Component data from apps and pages
■ ■ ■

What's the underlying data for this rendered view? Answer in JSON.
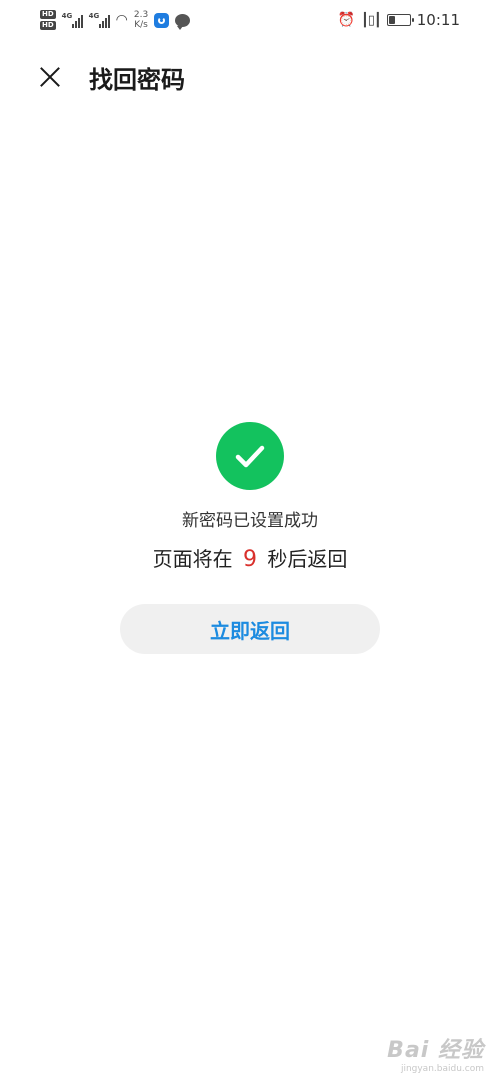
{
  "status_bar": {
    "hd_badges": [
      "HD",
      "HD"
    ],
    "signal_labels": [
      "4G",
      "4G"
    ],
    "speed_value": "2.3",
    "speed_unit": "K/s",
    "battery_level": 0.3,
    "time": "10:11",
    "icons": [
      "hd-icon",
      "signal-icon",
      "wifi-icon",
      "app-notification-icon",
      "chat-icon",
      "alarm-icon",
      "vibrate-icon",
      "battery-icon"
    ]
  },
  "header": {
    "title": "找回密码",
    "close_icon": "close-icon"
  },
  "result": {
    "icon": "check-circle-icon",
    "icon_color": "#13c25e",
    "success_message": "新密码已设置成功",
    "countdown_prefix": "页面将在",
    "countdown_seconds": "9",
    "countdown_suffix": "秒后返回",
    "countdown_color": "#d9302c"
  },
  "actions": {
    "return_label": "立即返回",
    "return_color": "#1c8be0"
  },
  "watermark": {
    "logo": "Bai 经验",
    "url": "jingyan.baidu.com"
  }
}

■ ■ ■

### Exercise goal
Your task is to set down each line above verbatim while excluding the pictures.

### Task response
What's the underlying data for this rendered view? Answer in JSON.
{
  "status_bar": {
    "hd_badges": [
      "HD",
      "HD"
    ],
    "signal_labels": [
      "4G",
      "4G"
    ],
    "speed_value": "2.3",
    "speed_unit": "K/s",
    "battery_level": 0.3,
    "time": "10:11",
    "icons": [
      "hd-icon",
      "signal-icon",
      "wifi-icon",
      "app-notification-icon",
      "chat-icon",
      "alarm-icon",
      "vibrate-icon",
      "battery-icon"
    ]
  },
  "header": {
    "title": "找回密码",
    "close_icon": "close-icon"
  },
  "result": {
    "icon": "check-circle-icon",
    "icon_color": "#13c25e",
    "success_message": "新密码已设置成功",
    "countdown_prefix": "页面将在",
    "countdown_seconds": "9",
    "countdown_suffix": "秒后返回",
    "countdown_color": "#d9302c"
  },
  "actions": {
    "return_label": "立即返回",
    "return_color": "#1c8be0"
  },
  "watermark": {
    "logo": "Bai 经验",
    "url": "jingyan.baidu.com"
  }
}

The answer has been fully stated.